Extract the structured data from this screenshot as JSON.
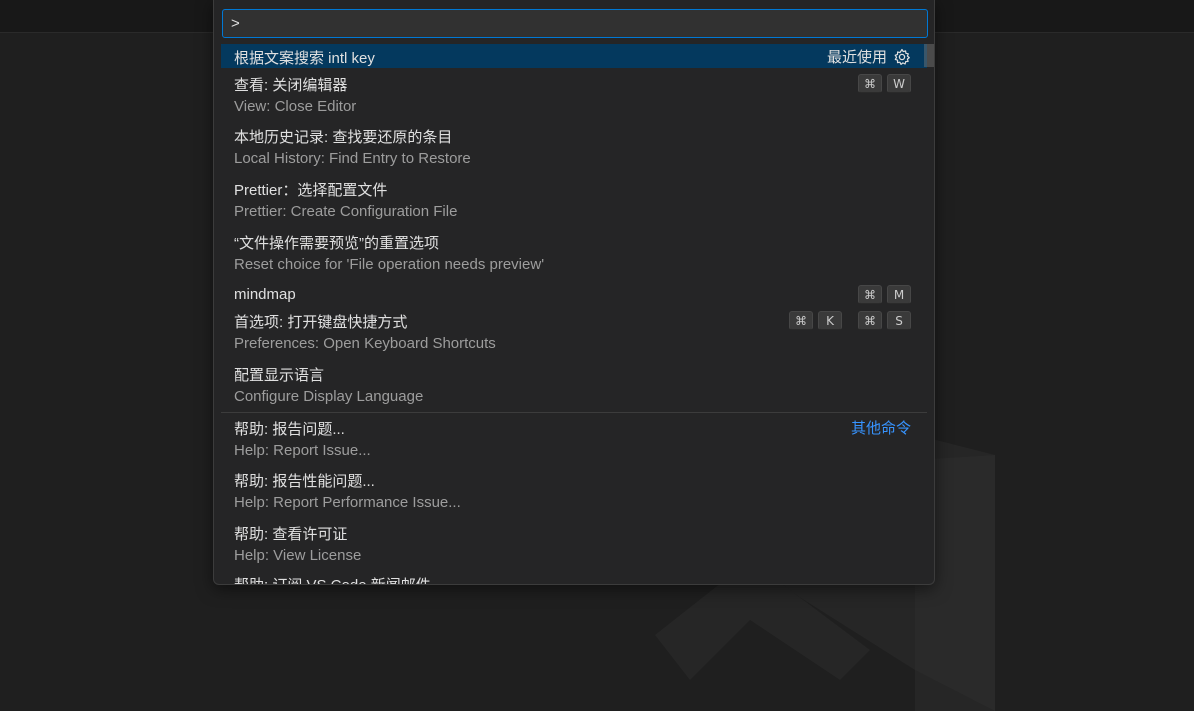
{
  "input": {
    "value": ">"
  },
  "items": [
    {
      "title": "根据文案搜索 intl key",
      "right_label": "最近使用"
    },
    {
      "title": "查看: 关闭编辑器",
      "subtitle": "View: Close Editor",
      "keys": [
        "⌘",
        "W"
      ]
    },
    {
      "title": "本地历史记录: 查找要还原的条目",
      "subtitle": "Local History: Find Entry to Restore"
    },
    {
      "title": "Prettier：选择配置文件",
      "subtitle": "Prettier: Create Configuration File"
    },
    {
      "title": "“文件操作需要预览”的重置选项",
      "subtitle": "Reset choice for 'File operation needs preview'"
    },
    {
      "title": "mindmap",
      "keys": [
        "⌘",
        "M"
      ]
    },
    {
      "title": "首选项: 打开键盘快捷方式",
      "subtitle": "Preferences: Open Keyboard Shortcuts",
      "keys": [
        "⌘",
        "K",
        "⌘",
        "S"
      ]
    },
    {
      "title": "配置显示语言",
      "subtitle": "Configure Display Language"
    },
    {
      "title": "帮助: 报告问题...",
      "subtitle": "Help: Report Issue...",
      "right_label": "其他命令"
    },
    {
      "title": "帮助: 报告性能问题...",
      "subtitle": "Help: Report Performance Issue..."
    },
    {
      "title": "帮助: 查看许可证",
      "subtitle": "Help: View License"
    },
    {
      "title": "帮助: 订阅 VS Code 新闻邮件"
    }
  ],
  "colors": {
    "accent": "#0078d4",
    "selected_bg": "#04395e",
    "link": "#3794ff"
  },
  "icons": {
    "settings": "gear-icon"
  }
}
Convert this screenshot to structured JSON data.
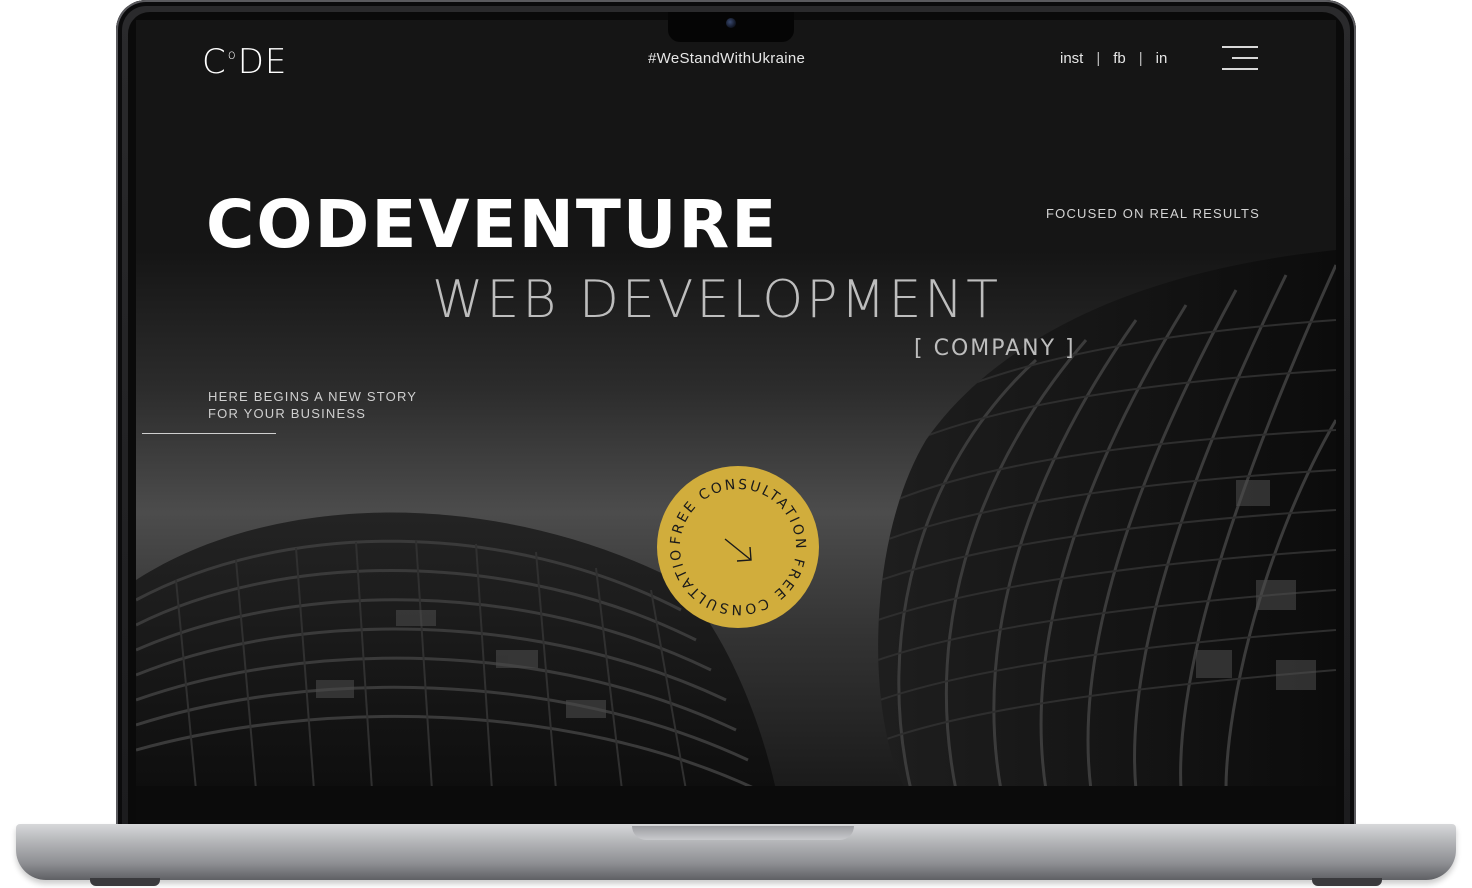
{
  "header": {
    "logo_prefix": "C",
    "logo_mark": "o",
    "logo_suffix": "DE",
    "hashtag": "#WeStandWithUkraine",
    "social": [
      "inst",
      "fb",
      "in"
    ],
    "menu_icon": "hamburger-menu-icon"
  },
  "hero": {
    "title": "CODEVENTURE",
    "subtitle": "WEB DEVELOPMENT",
    "tag": "[ COMPANY ]",
    "focused": "FOCUSED ON REAL RESULTS",
    "story_line1": "HERE BEGINS A NEW STORY",
    "story_line2": "FOR YOUR BUSINESS"
  },
  "cta": {
    "ring_text": "FREE CONSULTATION FREE CONSULTATION",
    "icon": "arrow-down-right-icon",
    "color": "#d1ad3c"
  },
  "colors": {
    "background": "#151515",
    "text": "#ffffff",
    "muted": "#bdbdbd",
    "accent": "#d1ad3c"
  }
}
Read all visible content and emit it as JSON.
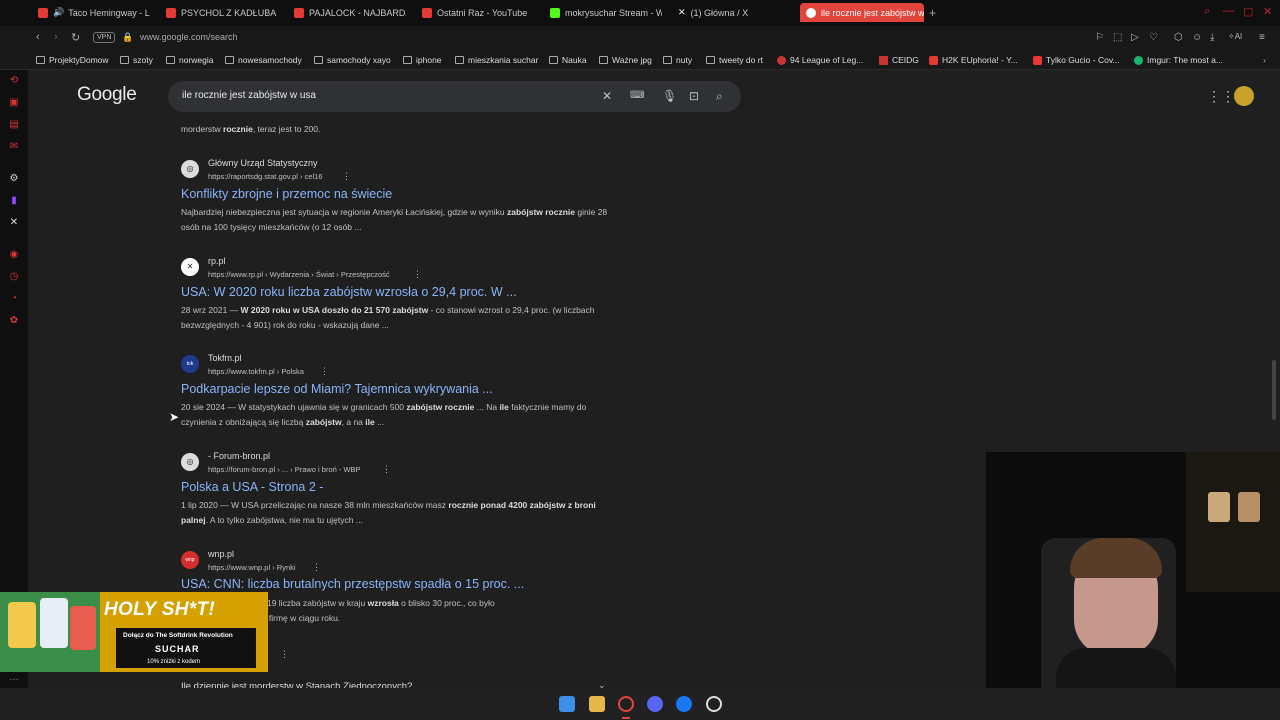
{
  "tabs": [
    {
      "label": "Taco Hemingway - LE",
      "color": "#e53935"
    },
    {
      "label": "PSYCHOL Z KADŁUBA ZO",
      "color": "#e53935"
    },
    {
      "label": "PAJALOCK - NAJBARDZI",
      "color": "#e53935"
    },
    {
      "label": "Ostatni Raz - YouTube",
      "color": "#e53935"
    },
    {
      "label": "mokrysuchar Stream - Wa",
      "color": "#53fc18"
    },
    {
      "label": "(1) Główna / X",
      "color": "#ffffff"
    },
    {
      "label": "ile rocznie jest zabójstw w",
      "color": "#ffffff"
    }
  ],
  "addressbar": {
    "vpn": "VPN",
    "url": "www.google.com/search"
  },
  "bookmarks": [
    "ProjektyDomow",
    "szoty",
    "norwegia",
    "nowesamochody",
    "samochody xayo",
    "iphone",
    "mieszkania suchar",
    "Nauka",
    "Ważne jpg",
    "nuty",
    "tweety do rt",
    "94 League of Leg...",
    "CEIDG",
    "H2K EUphoria! - Y...",
    "Tylko Gucio - Cov...",
    "Imgur: The most a..."
  ],
  "search": {
    "logo": "Google",
    "query": "ile rocznie jest zabójstw w usa"
  },
  "top_snippet": {
    "pre": "morderstw ",
    "bold": "rocznie",
    "post": ", teraz jest to 200."
  },
  "results": [
    {
      "source": "Główny Urząd Statystyczny",
      "url": "https://raportsdg.stat.gov.pl › cel16",
      "title": "Konflikty zbrojne i przemoc na świecie",
      "snippet_html": "Najbardziej niebezpieczna jest sytuacja w regionie Ameryki Łacińskiej, gdzie w wyniku <b>zabójstw rocznie</b> ginie 28 osób na 100 tysięcy mieszkańców (o 12 osób ..."
    },
    {
      "source": "rp.pl",
      "url": "https://www.rp.pl › Wydarzenia › Świat › Przestępczość",
      "title": "USA: W 2020 roku liczba zabójstw wzrosła o 29,4 proc. W ...",
      "snippet_html": "28 wrz 2021 — <b>W 2020 roku w USA doszło do 21 570 zabójstw</b> - co stanowi wzrost o 29,4 proc. (w liczbach bezwzględnych - 4 901) rok do roku - wskazują dane ..."
    },
    {
      "source": "Tokfm.pl",
      "url": "https://www.tokfm.pl › Polska",
      "title": "Podkarpacie lepsze od Miami? Tajemnica wykrywania ...",
      "snippet_html": "20 sie 2024 — W statystykach ujawnia się w granicach 500 <b>zabójstw rocznie</b> ... Na <b>ile</b> faktycznie mamy do czynienia z obniżającą się liczbą <b>zabójstw</b>, a na <b>ile</b> ..."
    },
    {
      "source": "- Forum-bron.pl",
      "url": "https://forum-bron.pl › ... › Prawo i broń - WBP",
      "title": "Polska a USA - Strona 2 -",
      "snippet_html": "1 lip 2020 — W USA przeliczając na nasze 38 mln mieszkańców masz <b>rocznie ponad 4200 zabójstw z broni palnej</b>. A to tylko zabójstwa, nie ma tu ujętych ..."
    },
    {
      "source": "wnp.pl",
      "url": "https://www.wnp.pl › Rynki",
      "title": "USA: CNN: liczba brutalnych przestępstw spadła o 15 proc. ...",
      "snippet_html": "...kcie pandemii Covid-19 liczba zabójstw w kraju <b>wzrosła</b> o blisko 30 proc., co było<br>... odnotowanym przez firmę w ciągu roku."
    }
  ],
  "people_also_ask": "Ile dziennie jest morderstw w Stanach Zjednoczonych?",
  "ad": {
    "headline": "HOLY SH*T!",
    "line": "Dołącz do The Softdrink Revolution",
    "brand": "SUCHAR",
    "disclaimer": "10% zniżki z kodem"
  },
  "colors": {
    "accent": "#e0443a",
    "link": "#8ab4f8",
    "page_bg": "#1f1f1f"
  }
}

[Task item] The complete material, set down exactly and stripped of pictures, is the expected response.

[Task result]
Extract the structured data from this screenshot as JSON.
{
  "input": {
    "value": ">"
  },
  "items": [
    {
      "title": "根据文案搜索 intl key",
      "right_label": "最近使用"
    },
    {
      "title": "查看: 关闭编辑器",
      "subtitle": "View: Close Editor",
      "keys": [
        "⌘",
        "W"
      ]
    },
    {
      "title": "本地历史记录: 查找要还原的条目",
      "subtitle": "Local History: Find Entry to Restore"
    },
    {
      "title": "Prettier：选择配置文件",
      "subtitle": "Prettier: Create Configuration File"
    },
    {
      "title": "“文件操作需要预览”的重置选项",
      "subtitle": "Reset choice for 'File operation needs preview'"
    },
    {
      "title": "mindmap",
      "keys": [
        "⌘",
        "M"
      ]
    },
    {
      "title": "首选项: 打开键盘快捷方式",
      "subtitle": "Preferences: Open Keyboard Shortcuts",
      "keys": [
        "⌘",
        "K",
        "⌘",
        "S"
      ]
    },
    {
      "title": "配置显示语言",
      "subtitle": "Configure Display Language"
    },
    {
      "title": "帮助: 报告问题...",
      "subtitle": "Help: Report Issue...",
      "right_label": "其他命令"
    },
    {
      "title": "帮助: 报告性能问题...",
      "subtitle": "Help: Report Performance Issue..."
    },
    {
      "title": "帮助: 查看许可证",
      "subtitle": "Help: View License"
    },
    {
      "title": "帮助: 订阅 VS Code 新闻邮件"
    }
  ],
  "colors": {
    "accent": "#0078d4",
    "selected_bg": "#04395e",
    "link": "#3794ff"
  },
  "icons": {
    "settings": "gear-icon"
  }
}
Convert this screenshot to structured JSON data.
{
  "header": {
    "logo_prefix": "C",
    "logo_mark": "o",
    "logo_suffix": "DE",
    "hashtag": "#WeStandWithUkraine",
    "social": [
      "inst",
      "fb",
      "in"
    ],
    "menu_icon": "hamburger-menu-icon"
  },
  "hero": {
    "title": "CODEVENTURE",
    "subtitle": "WEB DEVELOPMENT",
    "tag": "[ COMPANY ]",
    "focused": "FOCUSED ON REAL RESULTS",
    "story_line1": "HERE BEGINS A NEW STORY",
    "story_line2": "FOR YOUR BUSINESS"
  },
  "cta": {
    "ring_text": "FREE CONSULTATION FREE CONSULTATION",
    "icon": "arrow-down-right-icon",
    "color": "#d1ad3c"
  },
  "colors": {
    "background": "#151515",
    "text": "#ffffff",
    "muted": "#bdbdbd",
    "accent": "#d1ad3c"
  }
}
Read all visible content and emit it as JSON.
{
  "tabs": [
    {
      "label": "Taco Hemingway - LE",
      "color": "#e53935"
    },
    {
      "label": "PSYCHOL Z KADŁUBA ZO",
      "color": "#e53935"
    },
    {
      "label": "PAJALOCK - NAJBARDZI",
      "color": "#e53935"
    },
    {
      "label": "Ostatni Raz - YouTube",
      "color": "#e53935"
    },
    {
      "label": "mokrysuchar Stream - Wa",
      "color": "#53fc18"
    },
    {
      "label": "(1) Główna / X",
      "color": "#ffffff"
    },
    {
      "label": "ile rocznie jest zabójstw w",
      "color": "#ffffff"
    }
  ],
  "addressbar": {
    "vpn": "VPN",
    "url": "www.google.com/search"
  },
  "bookmarks": [
    "ProjektyDomow",
    "szoty",
    "norwegia",
    "nowesamochody",
    "samochody xayo",
    "iphone",
    "mieszkania suchar",
    "Nauka",
    "Ważne jpg",
    "nuty",
    "tweety do rt",
    "94 League of Leg...",
    "CEIDG",
    "H2K EUphoria! - Y...",
    "Tylko Gucio - Cov...",
    "Imgur: The most a..."
  ],
  "search": {
    "logo": "Google",
    "query": "ile rocznie jest zabójstw w usa"
  },
  "top_snippet": {
    "pre": "morderstw ",
    "bold": "rocznie",
    "post": ", teraz jest to 200."
  },
  "results": [
    {
      "source": "Główny Urząd Statystyczny",
      "url": "https://raportsdg.stat.gov.pl › cel16",
      "title": "Konflikty zbrojne i przemoc na świecie",
      "snippet_html": "Najbardziej niebezpieczna jest sytuacja w regionie Ameryki Łacińskiej, gdzie w wyniku <b>zabójstw rocznie</b> ginie 28 osób na 100 tysięcy mieszkańców (o 12 osób ..."
    },
    {
      "source": "rp.pl",
      "url": "https://www.rp.pl › Wydarzenia › Świat › Przestępczość",
      "title": "USA: W 2020 roku liczba zabójstw wzrosła o 29,4 proc. W ...",
      "snippet_html": "28 wrz 2021 — <b>W 2020 roku w USA doszło do 21 570 zabójstw</b> - co stanowi wzrost o 29,4 proc. (w liczbach bezwzględnych - 4 901) rok do roku - wskazują dane ..."
    },
    {
      "source": "Tokfm.pl",
      "url": "https://www.tokfm.pl › Polska",
      "title": "Podkarpacie lepsze od Miami? Tajemnica wykrywania ...",
      "snippet_html": "20 sie 2024 — W statystykach ujawnia się w granicach 500 <b>zabójstw rocznie</b> ... Na <b>ile</b> faktycznie mamy do czynienia z obniżającą się liczbą <b>zabójstw</b>, a na <b>ile</b> ..."
    },
    {
      "source": "- Forum-bron.pl",
      "url": "https://forum-bron.pl › ... › Prawo i broń - WBP",
      "title": "Polska a USA - Strona 2 -",
      "snippet_html": "1 lip 2020 — W USA przeliczając na nasze 38 mln mieszkańców masz <b>rocznie ponad 4200 zabójstw z broni palnej</b>. A to tylko zabójstwa, nie ma tu ujętych ..."
    },
    {
      "source": "wnp.pl",
      "url": "https://www.wnp.pl › Rynki",
      "title": "USA: CNN: liczba brutalnych przestępstw spadła o 15 proc. ...",
      "snippet_html": "...kcie pandemii Covid-19 liczba zabójstw w kraju <b>wzrosła</b> o blisko 30 proc., co było<br>... odnotowanym przez firmę w ciągu roku."
    }
  ],
  "people_also_ask": "Ile dziennie jest morderstw w Stanach Zjednoczonych?",
  "ad": {
    "headline": "HOLY SH*T!",
    "line": "Dołącz do The Softdrink Revolution",
    "brand": "SUCHAR",
    "disclaimer": "10% zniżki z kodem"
  },
  "colors": {
    "accent": "#e0443a",
    "link": "#8ab4f8",
    "page_bg": "#1f1f1f"
  }
}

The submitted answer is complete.